January Is National Cervical Cancer Screening Month
Planned Parenthood Urges Women to Talk with Their Health Care Providers
About Screening and Prevention
NEW YORK CITY — Planned Parenthood Federation of America (PPFA), the nation’s leading reproductive health care advocate and provider, is urging women to talk with their health care providers about cervical cancer this month. The quickest paths to eliminating this disease are regular cervical cancer screenings, consistent and correct condom use, and HPV vaccination for women who have not yet been exposed to human papilloma virus (HPV). Two types of HPV cause 70 percent of cervical cancer cases.
“Cervical cancer is a preventable disease, and women should talk with their doctors or other health care providers about the best ways to stay safe,” said PPFA President Cecile Richards. “In honor of Cervical Cancer Screening Month, Planned Parenthood is redoubling our efforts to make sure women have the information they need to protect their health, including the launch of a cervical cancer webpage to increase awareness about the disease, and public education programs that highlight the importance of prevention.”

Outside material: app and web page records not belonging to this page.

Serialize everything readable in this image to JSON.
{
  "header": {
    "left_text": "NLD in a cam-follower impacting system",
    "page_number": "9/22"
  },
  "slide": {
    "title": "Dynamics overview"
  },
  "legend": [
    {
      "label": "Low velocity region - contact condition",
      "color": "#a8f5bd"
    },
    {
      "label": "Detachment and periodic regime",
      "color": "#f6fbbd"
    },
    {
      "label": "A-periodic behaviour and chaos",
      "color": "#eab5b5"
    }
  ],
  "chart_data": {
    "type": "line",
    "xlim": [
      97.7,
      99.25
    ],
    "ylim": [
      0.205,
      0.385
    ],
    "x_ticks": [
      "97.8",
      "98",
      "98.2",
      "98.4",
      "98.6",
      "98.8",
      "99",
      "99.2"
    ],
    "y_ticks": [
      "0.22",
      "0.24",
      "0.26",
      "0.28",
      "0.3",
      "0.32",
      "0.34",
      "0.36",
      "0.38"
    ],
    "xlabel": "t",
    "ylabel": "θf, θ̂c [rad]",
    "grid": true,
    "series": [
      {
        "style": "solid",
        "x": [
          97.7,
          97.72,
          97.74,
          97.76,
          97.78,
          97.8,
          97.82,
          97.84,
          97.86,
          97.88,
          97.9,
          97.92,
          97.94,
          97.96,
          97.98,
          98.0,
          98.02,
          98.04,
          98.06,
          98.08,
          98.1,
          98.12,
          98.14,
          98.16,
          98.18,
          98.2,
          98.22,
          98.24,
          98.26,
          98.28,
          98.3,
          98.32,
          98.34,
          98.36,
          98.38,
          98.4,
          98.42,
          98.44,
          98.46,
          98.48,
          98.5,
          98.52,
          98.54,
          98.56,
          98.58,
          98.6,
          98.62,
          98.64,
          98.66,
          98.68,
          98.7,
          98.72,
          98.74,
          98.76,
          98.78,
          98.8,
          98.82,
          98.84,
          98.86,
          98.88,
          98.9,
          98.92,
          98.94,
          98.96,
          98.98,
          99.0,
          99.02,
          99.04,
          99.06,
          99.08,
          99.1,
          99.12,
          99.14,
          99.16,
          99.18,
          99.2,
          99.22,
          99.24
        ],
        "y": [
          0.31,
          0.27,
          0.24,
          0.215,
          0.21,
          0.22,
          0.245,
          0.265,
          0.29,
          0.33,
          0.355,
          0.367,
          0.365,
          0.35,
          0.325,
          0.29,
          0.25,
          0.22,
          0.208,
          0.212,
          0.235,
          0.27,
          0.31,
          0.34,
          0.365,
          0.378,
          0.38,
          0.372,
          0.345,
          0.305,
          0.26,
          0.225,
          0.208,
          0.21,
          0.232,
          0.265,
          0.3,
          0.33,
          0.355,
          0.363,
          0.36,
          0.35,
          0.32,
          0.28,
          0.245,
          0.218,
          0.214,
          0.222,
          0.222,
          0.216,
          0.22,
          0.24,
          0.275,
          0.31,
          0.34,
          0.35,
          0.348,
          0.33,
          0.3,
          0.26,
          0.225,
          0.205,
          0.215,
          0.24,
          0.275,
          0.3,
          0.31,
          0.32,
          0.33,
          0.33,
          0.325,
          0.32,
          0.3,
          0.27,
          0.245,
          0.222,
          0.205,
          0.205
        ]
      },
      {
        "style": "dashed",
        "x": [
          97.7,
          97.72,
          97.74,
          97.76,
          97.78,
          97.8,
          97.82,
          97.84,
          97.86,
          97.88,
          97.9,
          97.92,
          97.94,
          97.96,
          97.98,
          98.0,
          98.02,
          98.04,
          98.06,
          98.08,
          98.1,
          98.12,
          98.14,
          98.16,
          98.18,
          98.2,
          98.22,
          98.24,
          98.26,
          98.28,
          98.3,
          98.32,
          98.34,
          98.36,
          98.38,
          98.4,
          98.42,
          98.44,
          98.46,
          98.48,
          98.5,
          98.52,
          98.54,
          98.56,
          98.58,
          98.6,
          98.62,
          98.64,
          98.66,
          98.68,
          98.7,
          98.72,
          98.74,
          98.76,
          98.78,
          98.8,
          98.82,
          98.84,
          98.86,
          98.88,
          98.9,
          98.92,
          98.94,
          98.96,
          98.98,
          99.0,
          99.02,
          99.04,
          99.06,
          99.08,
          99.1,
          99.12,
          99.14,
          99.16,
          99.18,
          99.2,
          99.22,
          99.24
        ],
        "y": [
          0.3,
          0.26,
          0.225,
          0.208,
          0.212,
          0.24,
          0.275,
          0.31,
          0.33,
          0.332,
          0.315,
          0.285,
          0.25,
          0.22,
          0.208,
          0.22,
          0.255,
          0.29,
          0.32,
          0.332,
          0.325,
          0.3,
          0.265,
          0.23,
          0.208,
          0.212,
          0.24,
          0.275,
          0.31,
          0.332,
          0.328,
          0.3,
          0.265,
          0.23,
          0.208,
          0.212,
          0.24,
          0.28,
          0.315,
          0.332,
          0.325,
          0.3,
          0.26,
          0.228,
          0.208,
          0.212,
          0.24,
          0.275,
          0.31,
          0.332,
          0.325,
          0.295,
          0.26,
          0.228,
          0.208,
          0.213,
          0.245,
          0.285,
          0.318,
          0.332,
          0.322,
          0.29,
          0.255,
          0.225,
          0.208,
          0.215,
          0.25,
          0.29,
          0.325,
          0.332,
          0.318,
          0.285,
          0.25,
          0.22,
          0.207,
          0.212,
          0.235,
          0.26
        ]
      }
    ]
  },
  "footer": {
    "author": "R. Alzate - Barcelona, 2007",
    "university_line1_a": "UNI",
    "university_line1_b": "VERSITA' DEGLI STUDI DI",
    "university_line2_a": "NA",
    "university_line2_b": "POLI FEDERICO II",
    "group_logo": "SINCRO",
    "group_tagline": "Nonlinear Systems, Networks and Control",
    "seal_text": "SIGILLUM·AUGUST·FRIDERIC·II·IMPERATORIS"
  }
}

Last year, Planned Parenthood affiliates provided more than one million women with cervical cancer screenings to help them prevent the disease. A growing number of Planned Parenthood affiliates nationwide offer the HPV vaccine, which protects women from the two most common forms of HPV, which cause 70 percent of cervical cancer cases. Planned Parenthood routinely educates patients and the community about the importance of regular condom use, which also significantly reduces the risk of contracting HPV. Women can find the nearest Planned Parenthood health center by visiting http://www.plannedparenthood.orgwww.plannedparenthood.org/.
Experts estimate about 11,150 cases of cervical cancer were diagnosed in the United States in 2007. Half of women diagnosed with this cancer are between the ages of 35 and 55; however, it is important for women to continue to have regular cancer screenings until age 70 or later. Every year, about 4,000 American women die of the disease.
“Thanks to innovations like the HPV vaccine, we are at a critical juncture in the fight against cervical cancer. The work we do today to prevent cervical cancer will help keep future generations safe,” added Richards. “Planned Parenthood is working hard to ensure that comprehensive access to cancer screenings, condoms, and the HPV vaccine are part of our public health priorities in 2008.”
Find more information about the HPV vaccine and cancer screening at Planned Parenthood.
May 13, 2014